**TASK PROMPT**
Wherever the listing has a line with the string "label", copy that line out.

**THE DATA**
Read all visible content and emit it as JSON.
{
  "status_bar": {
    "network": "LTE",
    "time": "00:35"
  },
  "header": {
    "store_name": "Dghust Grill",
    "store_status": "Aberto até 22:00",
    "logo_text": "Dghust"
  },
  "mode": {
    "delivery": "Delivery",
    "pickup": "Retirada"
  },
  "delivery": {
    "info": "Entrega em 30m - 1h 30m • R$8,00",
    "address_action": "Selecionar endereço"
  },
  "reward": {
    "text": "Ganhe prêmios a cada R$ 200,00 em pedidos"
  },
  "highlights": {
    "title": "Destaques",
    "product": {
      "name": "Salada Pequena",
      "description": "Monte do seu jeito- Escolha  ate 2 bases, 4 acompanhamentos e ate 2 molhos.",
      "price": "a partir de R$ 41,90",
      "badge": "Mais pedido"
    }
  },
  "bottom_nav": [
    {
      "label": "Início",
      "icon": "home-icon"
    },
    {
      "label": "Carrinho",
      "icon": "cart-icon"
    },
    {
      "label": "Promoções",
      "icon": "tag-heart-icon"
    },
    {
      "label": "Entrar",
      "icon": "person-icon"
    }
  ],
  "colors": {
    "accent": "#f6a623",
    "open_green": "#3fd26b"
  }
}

**EXPECTED ANSWER**
      "label": "Início",
      "label": "Carrinho",
      "label": "Promoções",
      "label": "Entrar",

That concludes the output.